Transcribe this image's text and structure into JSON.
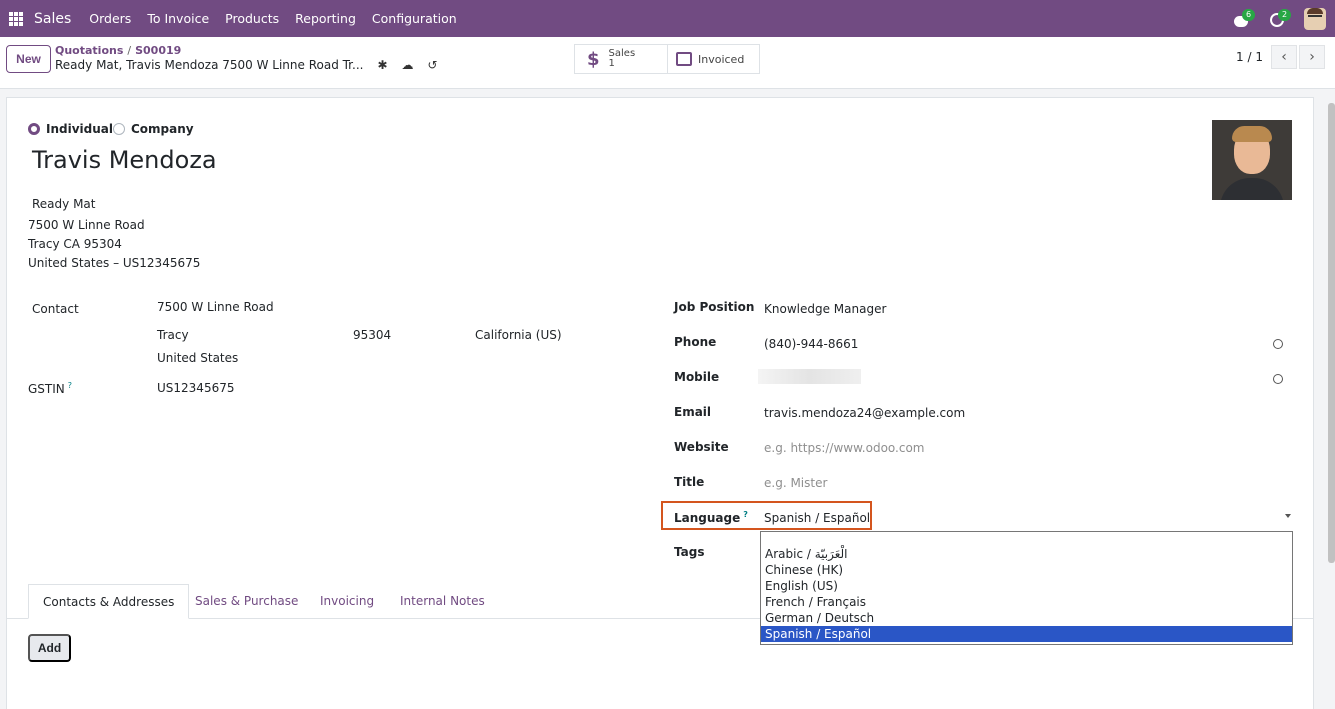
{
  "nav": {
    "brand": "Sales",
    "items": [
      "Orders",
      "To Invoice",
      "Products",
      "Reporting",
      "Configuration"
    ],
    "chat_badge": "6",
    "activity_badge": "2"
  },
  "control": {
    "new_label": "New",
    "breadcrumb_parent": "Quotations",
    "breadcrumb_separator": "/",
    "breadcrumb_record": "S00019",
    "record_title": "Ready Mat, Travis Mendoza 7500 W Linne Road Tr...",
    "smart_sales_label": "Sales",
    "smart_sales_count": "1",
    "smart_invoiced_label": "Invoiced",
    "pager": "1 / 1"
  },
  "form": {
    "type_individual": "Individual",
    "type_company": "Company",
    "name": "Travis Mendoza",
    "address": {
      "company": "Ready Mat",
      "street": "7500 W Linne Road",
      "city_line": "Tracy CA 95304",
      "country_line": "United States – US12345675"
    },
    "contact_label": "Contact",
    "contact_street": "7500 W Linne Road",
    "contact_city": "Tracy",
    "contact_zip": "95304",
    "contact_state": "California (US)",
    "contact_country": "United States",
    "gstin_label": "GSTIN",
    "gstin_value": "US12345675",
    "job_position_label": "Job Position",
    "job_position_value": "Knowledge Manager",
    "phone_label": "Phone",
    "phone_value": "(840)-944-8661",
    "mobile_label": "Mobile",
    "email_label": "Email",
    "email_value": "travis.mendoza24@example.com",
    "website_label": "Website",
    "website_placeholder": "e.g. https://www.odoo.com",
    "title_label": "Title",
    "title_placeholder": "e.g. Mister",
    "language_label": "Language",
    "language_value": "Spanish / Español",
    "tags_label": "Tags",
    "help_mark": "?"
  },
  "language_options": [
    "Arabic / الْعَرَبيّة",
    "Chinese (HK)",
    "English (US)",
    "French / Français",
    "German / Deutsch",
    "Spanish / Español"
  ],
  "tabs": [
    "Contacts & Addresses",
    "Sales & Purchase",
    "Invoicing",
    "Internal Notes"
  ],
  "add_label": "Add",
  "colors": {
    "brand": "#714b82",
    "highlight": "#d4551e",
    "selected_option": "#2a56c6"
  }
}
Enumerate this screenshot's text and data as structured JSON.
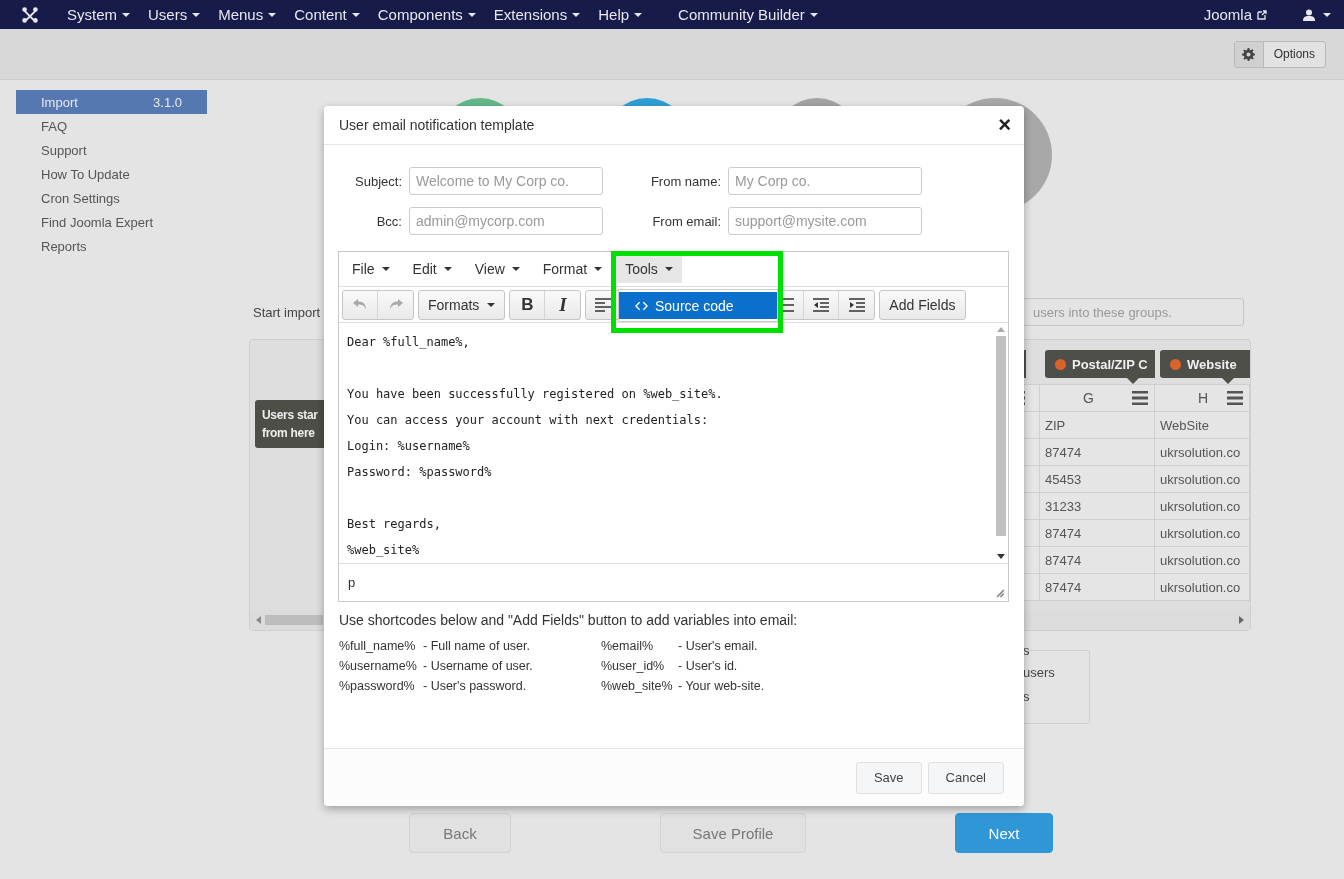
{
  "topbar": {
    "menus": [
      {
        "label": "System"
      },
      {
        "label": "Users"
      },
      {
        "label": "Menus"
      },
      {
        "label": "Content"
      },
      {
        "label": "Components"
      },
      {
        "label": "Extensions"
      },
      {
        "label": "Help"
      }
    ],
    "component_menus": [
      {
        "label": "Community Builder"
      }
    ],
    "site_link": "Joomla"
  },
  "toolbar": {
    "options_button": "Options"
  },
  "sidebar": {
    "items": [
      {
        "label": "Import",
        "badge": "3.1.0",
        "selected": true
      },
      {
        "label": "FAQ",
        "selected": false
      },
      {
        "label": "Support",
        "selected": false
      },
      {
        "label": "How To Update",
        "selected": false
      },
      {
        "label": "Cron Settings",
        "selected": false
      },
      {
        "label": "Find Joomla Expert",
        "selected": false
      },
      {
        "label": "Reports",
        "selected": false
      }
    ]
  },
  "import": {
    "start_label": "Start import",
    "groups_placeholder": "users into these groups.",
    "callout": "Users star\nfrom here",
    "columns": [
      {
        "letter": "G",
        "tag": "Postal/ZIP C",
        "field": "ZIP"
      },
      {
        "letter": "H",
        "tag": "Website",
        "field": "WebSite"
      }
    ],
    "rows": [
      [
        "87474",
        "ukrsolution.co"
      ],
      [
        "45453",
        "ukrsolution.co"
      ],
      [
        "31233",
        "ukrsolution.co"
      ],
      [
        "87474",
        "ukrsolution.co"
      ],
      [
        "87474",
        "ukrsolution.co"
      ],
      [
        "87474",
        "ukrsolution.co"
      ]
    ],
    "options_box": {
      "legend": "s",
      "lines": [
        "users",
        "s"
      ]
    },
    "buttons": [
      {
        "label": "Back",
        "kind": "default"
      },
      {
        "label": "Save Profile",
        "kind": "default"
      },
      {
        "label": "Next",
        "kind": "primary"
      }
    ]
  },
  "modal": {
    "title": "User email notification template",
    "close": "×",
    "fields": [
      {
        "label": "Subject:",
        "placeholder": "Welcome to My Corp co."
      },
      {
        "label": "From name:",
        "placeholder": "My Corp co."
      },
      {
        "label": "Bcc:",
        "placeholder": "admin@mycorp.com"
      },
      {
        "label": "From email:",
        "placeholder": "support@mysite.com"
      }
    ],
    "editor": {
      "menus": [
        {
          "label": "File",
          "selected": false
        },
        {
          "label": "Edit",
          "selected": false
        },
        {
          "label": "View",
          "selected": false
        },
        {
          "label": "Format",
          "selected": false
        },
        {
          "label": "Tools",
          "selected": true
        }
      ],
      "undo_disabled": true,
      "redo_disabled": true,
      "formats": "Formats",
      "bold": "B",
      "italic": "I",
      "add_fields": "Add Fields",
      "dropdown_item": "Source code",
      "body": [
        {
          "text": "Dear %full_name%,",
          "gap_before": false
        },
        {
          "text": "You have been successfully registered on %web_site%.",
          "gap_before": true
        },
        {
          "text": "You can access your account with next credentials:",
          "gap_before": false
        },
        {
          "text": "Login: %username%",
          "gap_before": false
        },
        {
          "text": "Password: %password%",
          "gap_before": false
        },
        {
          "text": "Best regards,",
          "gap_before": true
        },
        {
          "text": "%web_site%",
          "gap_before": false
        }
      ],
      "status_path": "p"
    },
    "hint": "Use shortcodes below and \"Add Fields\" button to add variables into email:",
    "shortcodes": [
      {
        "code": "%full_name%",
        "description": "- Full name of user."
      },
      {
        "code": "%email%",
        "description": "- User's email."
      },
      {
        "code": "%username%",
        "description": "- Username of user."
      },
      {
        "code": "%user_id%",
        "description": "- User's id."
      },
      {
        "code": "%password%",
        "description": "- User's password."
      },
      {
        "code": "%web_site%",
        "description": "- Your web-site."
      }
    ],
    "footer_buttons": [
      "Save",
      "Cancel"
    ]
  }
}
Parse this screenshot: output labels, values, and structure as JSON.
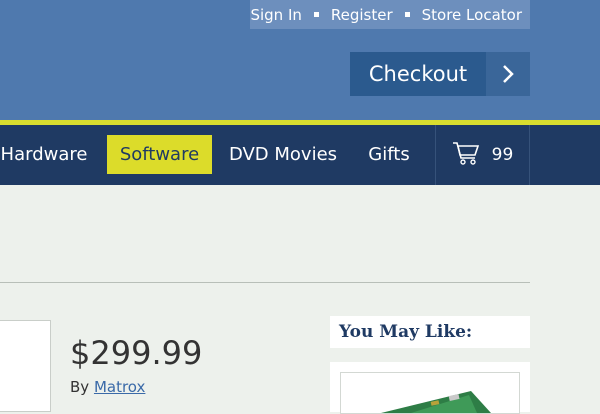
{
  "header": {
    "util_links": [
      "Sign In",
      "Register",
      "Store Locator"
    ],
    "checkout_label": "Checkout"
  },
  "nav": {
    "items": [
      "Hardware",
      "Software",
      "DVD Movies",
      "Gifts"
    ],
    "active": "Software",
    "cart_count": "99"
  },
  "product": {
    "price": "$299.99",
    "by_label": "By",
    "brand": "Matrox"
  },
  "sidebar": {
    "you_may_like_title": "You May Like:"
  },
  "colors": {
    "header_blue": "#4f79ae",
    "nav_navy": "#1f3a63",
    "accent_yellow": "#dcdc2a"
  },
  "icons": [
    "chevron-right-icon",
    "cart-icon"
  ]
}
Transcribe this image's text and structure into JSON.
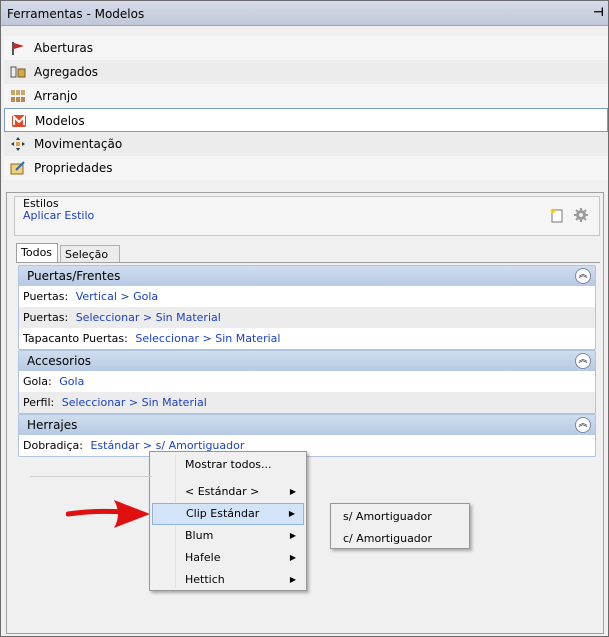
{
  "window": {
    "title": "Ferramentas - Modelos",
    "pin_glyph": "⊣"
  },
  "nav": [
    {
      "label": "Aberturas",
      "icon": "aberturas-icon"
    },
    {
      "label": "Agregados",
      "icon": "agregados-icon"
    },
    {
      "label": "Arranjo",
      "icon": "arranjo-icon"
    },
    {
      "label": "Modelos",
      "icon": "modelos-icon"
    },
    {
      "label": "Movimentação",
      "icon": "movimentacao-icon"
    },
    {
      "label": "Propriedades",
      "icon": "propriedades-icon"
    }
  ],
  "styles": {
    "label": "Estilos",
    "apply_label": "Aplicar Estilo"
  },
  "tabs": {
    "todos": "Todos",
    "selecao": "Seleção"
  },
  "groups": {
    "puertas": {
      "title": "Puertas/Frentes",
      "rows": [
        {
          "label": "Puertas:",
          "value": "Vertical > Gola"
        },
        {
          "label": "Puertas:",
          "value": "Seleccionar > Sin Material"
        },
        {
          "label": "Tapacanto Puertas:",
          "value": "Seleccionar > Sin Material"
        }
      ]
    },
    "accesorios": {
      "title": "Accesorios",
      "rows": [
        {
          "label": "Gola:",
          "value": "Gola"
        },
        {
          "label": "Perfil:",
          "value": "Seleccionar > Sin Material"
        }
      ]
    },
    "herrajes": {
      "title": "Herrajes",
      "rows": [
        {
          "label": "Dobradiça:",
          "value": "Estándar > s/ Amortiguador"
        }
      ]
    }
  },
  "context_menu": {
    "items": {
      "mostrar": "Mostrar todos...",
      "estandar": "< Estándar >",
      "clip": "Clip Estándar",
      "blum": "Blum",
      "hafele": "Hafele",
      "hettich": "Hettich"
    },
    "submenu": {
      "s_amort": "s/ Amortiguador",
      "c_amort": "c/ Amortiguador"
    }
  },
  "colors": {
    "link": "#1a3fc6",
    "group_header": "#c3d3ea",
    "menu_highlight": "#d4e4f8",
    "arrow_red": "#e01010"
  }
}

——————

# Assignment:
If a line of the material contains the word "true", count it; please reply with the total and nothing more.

# Exercise output:
6